As a group, cruisers love to talk about food. We discuss the best meals that we’ve had on each particular trip, Instagram pictures of our meals, and study menus posted by fellow travelers. Go to any cruise-related Facebook page or message board, and you’ll find endless discussions of buffets, specialty restaurants and main dining rooms. And when breakfast is the topic up for debate, you’ll also find a whole lot of complaints about bacon.
More specifically, you’ll see a lot of people wondering why it is that so often, the bacon found on cruise ship buffets is downright inevitable.
The Bacon Police
The topic once again reared its ugly head recently on the wildly popular Facebook page of Carnival Cruise Line’s senior cruise director, John Heald. Interestingly, the original topic concerned not the quality of the line’s bacon, but rather the quantity of it… and specifically, the rationing of it. “I saw there was another post about bacon and using the words ‘bacon police’ to describe the fact that we ration it,” Heald wrote.

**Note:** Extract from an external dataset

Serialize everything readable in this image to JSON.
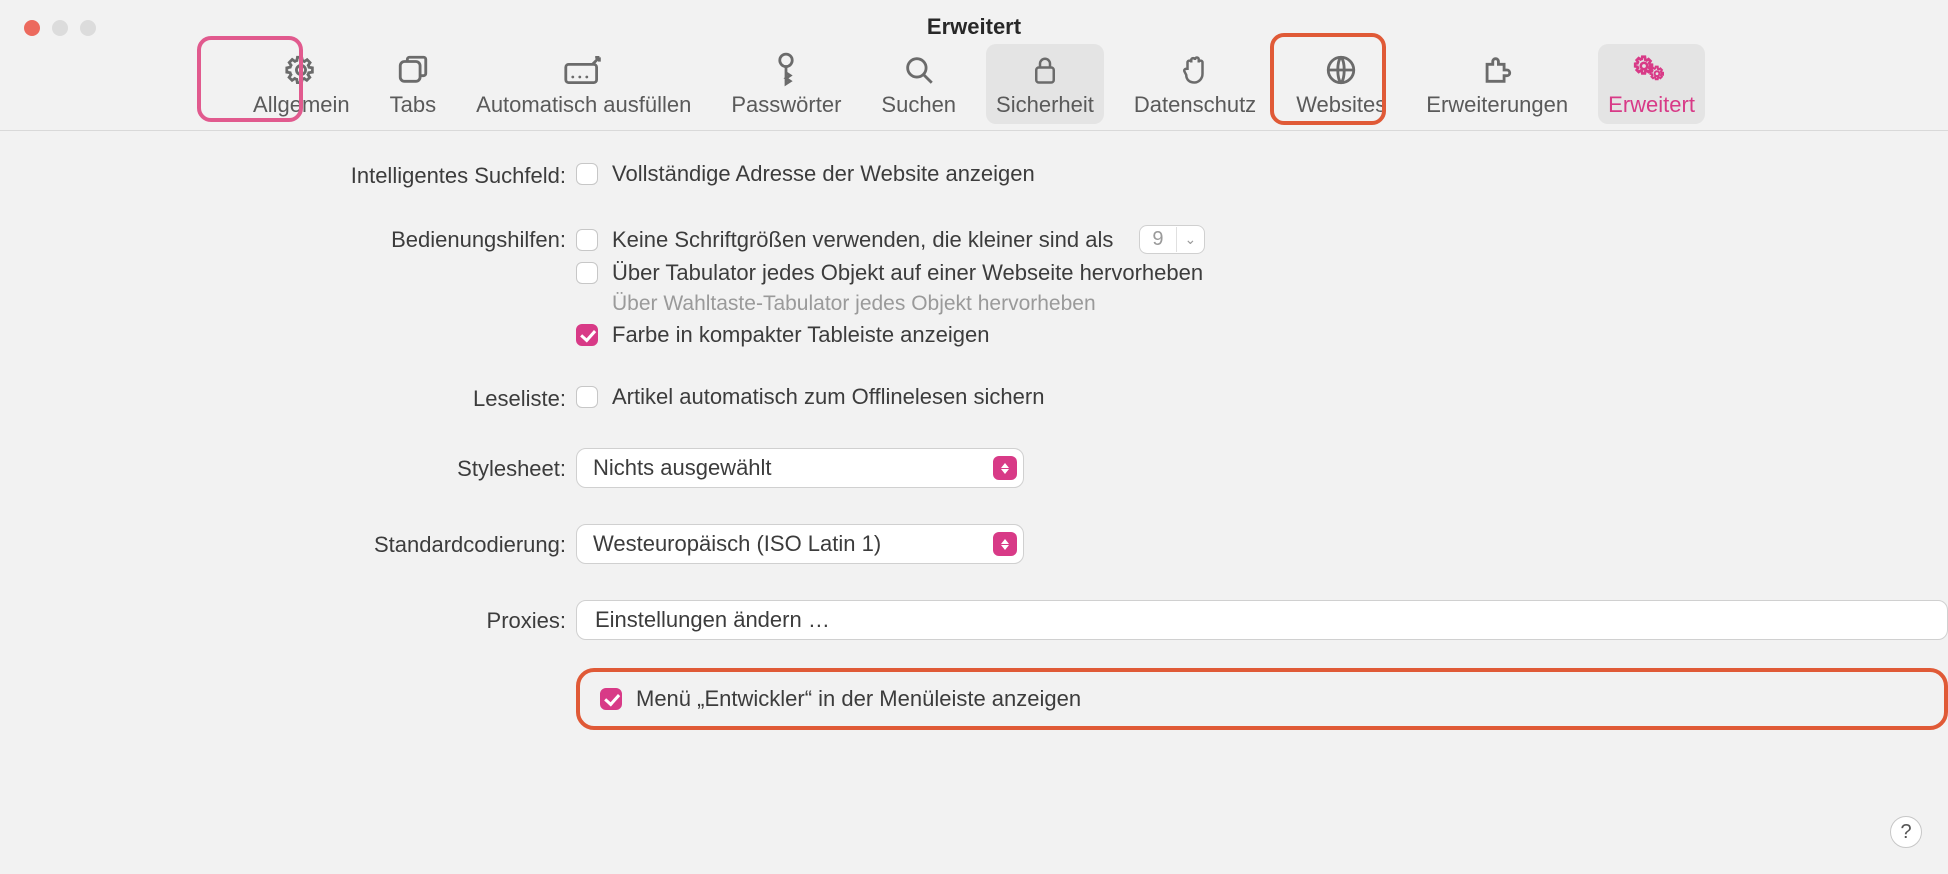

He went on to explain that the reason the breakfast buffets have someone doling out slices of the tasty treat two at a time was to cut down on food waste.
“For some reason,” he wrote, “it’s the bacon that most guests take huge shovelfuls of, yet only eat a small percentage.” And with that simple statement, the floodgates opened.
Waste Not, Want Not
The vast majority of commenters had no real issue with the rationing of bacon, but many pointed out that the reason people feel compelled to take so much boiled down to simple math: in order to get a few edible pieces, one had to sort through a whole lot of undercooked product. And lest anyone think this is a complaint aimed only at Carnival, a quick perusal of message boards and Facebook groups devoted to other lines proves that when the topic of bacon comes up, you’re more likely to see the words “soggy” and “undercooked” than you are “crispy” and “delicious.”
“I should probably thank them,” wrote a Norwegian Cruise Line passenger about the buffet bacon on their recent trip. “If the bacon was good, I’d probably use the fact that I’m on vacation to eat as much of it as humanly possible. But most days, it is so unappealing that it’s not worth the calories.”
Quantity Over Quality
So why is cruise bacon so notoriously awful? The most popular theory revolves around the amount of bacon served up on any given day. While it’s easy to do quality control in the comfort of your kitchen, where you fry up five or six slices and give each the individual attention it deserves, the same does not hold true on a cruise ship. And while pretty much every single item on a buffet must be mass-produced, it’s a lot easier to make mountains of salad or buckets of soup than it is massive amounts of bacon. As a result, it’s something of a good news/bad news scenario. Sure, you can eat as much bacon as you like (even the “bacon police” will give you more if asked), but it won’t necessarily be good.
photo: flickr/Geoffrey Gilmour-Taylor
What’s been your experience with bacon on board cruise ships, especially when it comes to the buffet? Are there other foods that suffer the same fate when it comes to serving it up in massive amounts?